Can de-moulding much later than at 24hrs cause any issues? Say a full day or several days later?

I’ve been running this one in parallel when the sun is shining. Purpose is also to make a negative 1/2-mould of a fin.

Steps so far:

1: Attach a handle to one side of the fin with hot melt glue.

2: Cover other side in vaseline.

3: Apply Zerovoc UV curing resin, set it, then apply some fibreglass to the still tacky surface, then apply another layer of Zerovoc and cure it, leaving the surface tacky.

4: Build a dam around the fin using modelling clay. Mix a small amount of out-of-date epoxy resin (60ml part A +20ml part B), apply some bracing and then cutoffs left over from the Kevlar/carbon/Marine plywood fin lamination.

5: After cleaning up the clay (major mess involving scraping, lots of soapy water, nylon brush and then a wire brush): Apply a Zerovoc + chopped glas-strands mix around the rim, to further strengthen the edge before de-moulding. Put in sun.

I’ll try to get the fin back out of this blob later today.

If it’s too cold in the garage take it into the house, if you can.

I made these fin-lets years ago with scraps or glass and excess resin. But I think I should do a quick tutorial for you using a double foiled Nubster fin.

I have got any plaster so I’ll use concrete.

Start with a takeaway container or whatever so you get an inch of support around the fin.

Here’s the hardware you’ll need.

Clockwise from top left…

Container for casting the fin. 

Plaster ( or concrete) mixing bowl. Fill the casting container with water and pour into bowl to mark an approx level so you don’t waste material. There’s nothing worse than mixing up 6 times more than you need and then throwing it out.

Spatula for mixing. If you whip the mix really fast you’ll incorporate air in the mix and that’s not what you want.  Fold it together gently.

A small but long blade to do the fine adjustments before it sets.

 Get some surf wax and fill in all the minor holes and routing. These shallow areas won’t cast very well anyway and they are the areas that crack first and also are a pain when you’re getting your fin out cleanly.

Plus, you’re copying someone else’s product and probably poorly,  so don’t leave their name on it…

Take thin slivers of surf wax, let each one soften in your fingers then push them into the recesses and routing. When it cools and hardens it’s easier to scrape it level to fit with the rest of the contour.

If you have a scalpel blade and know how to use it, even better.

We will polish it up to make it smooth later.

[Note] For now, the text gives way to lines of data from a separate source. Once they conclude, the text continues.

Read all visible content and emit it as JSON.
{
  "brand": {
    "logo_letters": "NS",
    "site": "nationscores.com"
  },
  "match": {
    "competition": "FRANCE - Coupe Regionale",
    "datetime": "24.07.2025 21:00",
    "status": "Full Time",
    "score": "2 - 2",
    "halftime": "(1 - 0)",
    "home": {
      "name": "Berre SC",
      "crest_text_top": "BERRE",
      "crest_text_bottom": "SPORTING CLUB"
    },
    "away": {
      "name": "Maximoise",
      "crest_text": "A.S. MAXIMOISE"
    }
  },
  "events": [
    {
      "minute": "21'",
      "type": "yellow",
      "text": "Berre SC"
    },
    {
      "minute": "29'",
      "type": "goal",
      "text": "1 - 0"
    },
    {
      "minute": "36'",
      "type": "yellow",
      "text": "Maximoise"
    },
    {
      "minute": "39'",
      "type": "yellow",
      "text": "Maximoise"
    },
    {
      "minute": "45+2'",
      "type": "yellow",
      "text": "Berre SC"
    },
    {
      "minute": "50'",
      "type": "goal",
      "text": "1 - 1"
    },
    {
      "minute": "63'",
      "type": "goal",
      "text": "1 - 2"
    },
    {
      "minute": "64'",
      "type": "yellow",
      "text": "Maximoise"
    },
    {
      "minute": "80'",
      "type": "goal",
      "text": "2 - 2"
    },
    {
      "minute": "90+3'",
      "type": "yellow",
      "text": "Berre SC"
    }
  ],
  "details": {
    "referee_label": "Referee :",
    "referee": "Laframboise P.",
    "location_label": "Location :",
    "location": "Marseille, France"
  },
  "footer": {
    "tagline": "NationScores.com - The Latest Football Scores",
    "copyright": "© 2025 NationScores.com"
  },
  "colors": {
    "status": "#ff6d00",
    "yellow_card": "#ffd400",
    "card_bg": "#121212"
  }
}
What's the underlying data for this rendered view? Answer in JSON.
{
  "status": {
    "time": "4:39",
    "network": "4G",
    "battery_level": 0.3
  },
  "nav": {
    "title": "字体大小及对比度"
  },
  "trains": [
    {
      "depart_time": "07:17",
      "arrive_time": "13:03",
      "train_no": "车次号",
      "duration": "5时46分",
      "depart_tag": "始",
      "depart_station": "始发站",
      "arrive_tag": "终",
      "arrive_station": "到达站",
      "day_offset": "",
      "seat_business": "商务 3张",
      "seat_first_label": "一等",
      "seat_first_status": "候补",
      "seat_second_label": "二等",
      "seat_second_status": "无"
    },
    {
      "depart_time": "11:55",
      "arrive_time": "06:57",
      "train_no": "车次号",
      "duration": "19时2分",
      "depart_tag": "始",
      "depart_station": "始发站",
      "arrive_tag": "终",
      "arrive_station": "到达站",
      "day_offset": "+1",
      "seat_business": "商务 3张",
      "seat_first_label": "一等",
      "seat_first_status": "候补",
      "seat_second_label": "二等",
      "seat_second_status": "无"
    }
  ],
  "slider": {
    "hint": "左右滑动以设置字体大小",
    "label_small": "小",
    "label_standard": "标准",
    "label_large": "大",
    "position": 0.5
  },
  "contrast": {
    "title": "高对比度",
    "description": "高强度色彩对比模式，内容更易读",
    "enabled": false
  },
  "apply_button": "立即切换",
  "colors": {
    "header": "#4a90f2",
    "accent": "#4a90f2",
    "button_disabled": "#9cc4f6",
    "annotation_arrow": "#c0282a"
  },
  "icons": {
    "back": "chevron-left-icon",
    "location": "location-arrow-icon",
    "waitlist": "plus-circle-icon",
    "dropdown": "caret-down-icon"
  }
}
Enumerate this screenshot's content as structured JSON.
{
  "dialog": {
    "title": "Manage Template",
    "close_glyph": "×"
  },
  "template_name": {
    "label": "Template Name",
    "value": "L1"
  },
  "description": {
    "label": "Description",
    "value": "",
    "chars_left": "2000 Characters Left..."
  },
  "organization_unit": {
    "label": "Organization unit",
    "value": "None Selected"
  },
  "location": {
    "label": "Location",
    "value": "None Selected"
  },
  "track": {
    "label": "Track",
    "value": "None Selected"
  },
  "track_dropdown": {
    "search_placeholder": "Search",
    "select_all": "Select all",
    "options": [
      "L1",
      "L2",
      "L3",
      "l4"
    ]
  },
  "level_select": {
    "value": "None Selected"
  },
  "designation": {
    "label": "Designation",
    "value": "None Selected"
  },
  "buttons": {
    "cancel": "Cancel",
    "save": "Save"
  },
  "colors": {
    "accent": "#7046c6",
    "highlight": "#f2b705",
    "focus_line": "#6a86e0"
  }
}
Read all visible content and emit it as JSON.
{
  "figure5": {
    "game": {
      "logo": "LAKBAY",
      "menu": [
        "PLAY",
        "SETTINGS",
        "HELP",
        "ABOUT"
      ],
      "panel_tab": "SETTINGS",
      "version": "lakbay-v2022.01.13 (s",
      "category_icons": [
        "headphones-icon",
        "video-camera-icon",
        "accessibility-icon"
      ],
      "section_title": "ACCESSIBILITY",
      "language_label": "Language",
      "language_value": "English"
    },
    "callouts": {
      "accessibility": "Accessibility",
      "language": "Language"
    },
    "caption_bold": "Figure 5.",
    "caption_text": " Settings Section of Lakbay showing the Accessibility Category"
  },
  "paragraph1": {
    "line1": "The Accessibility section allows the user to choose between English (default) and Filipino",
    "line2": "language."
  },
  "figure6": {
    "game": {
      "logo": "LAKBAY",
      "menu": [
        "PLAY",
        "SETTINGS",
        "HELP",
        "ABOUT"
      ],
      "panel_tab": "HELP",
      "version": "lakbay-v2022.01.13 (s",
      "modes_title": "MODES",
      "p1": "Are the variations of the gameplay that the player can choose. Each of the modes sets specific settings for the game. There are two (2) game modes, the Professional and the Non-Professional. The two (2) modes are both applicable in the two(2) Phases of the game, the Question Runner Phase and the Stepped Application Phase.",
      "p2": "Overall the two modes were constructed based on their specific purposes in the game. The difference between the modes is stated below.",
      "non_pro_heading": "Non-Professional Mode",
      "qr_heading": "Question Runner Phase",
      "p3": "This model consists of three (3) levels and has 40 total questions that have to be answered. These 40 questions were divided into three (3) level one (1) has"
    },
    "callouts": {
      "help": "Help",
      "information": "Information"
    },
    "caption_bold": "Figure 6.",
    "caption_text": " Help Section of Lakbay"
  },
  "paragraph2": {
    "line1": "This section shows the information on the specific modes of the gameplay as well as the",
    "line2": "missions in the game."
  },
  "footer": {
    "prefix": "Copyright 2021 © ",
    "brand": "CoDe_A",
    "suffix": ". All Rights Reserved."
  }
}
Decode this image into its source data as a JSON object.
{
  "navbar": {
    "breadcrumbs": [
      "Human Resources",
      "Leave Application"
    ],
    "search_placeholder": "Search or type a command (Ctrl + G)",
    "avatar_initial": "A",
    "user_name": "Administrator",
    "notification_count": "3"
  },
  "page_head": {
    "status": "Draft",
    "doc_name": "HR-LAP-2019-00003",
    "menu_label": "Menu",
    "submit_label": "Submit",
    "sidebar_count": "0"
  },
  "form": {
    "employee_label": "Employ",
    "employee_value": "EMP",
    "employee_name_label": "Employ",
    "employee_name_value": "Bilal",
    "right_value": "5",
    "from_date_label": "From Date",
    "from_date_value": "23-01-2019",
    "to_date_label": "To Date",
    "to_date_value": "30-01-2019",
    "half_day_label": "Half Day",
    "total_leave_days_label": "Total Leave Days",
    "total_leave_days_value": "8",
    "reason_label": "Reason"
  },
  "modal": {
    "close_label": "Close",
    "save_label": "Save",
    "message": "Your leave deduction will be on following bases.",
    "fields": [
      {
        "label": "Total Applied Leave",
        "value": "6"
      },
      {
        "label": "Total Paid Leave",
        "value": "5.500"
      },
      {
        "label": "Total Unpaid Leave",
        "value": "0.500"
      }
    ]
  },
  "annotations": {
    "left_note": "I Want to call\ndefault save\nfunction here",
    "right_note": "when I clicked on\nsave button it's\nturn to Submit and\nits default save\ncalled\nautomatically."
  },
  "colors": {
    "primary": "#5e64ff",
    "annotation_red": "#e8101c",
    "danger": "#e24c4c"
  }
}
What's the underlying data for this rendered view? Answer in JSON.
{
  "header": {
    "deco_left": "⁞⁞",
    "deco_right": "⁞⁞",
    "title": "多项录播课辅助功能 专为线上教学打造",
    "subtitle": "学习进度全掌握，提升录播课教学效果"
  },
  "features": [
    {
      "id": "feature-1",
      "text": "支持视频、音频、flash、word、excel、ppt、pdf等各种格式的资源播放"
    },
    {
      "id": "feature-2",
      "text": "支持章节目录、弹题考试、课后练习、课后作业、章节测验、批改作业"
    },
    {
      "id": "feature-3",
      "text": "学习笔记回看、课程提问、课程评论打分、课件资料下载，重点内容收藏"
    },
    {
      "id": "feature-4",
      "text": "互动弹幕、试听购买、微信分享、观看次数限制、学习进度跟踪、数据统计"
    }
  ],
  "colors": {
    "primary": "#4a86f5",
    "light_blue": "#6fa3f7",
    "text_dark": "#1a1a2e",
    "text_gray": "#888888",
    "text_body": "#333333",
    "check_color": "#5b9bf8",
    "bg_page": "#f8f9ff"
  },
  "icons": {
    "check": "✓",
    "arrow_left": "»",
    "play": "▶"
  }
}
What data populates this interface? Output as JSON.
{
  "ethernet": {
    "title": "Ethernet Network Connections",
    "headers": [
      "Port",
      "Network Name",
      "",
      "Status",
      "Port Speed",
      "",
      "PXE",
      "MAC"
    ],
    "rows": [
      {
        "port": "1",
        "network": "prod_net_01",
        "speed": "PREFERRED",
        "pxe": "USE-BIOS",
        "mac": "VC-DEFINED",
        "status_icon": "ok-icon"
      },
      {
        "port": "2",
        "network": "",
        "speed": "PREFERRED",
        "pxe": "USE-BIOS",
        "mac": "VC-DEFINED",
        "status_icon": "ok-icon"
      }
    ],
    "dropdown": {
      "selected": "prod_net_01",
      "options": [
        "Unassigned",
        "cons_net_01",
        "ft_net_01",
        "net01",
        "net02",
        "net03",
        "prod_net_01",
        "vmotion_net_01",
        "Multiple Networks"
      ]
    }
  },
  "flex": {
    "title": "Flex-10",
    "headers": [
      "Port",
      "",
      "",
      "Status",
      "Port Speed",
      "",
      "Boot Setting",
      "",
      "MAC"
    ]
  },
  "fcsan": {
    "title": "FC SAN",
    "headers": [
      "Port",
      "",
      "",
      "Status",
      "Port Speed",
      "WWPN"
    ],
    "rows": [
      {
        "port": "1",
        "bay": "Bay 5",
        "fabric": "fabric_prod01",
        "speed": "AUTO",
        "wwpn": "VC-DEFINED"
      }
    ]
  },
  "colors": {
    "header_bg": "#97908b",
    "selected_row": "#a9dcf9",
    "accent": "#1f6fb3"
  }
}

Molded fins have a join line where the two halves of the Mold  meet and along the leading edge it can be quite sharp and make It harder to remove the fin from your mold…

It’s not a part of the design so smooth it out all around the fin with an edge or blade.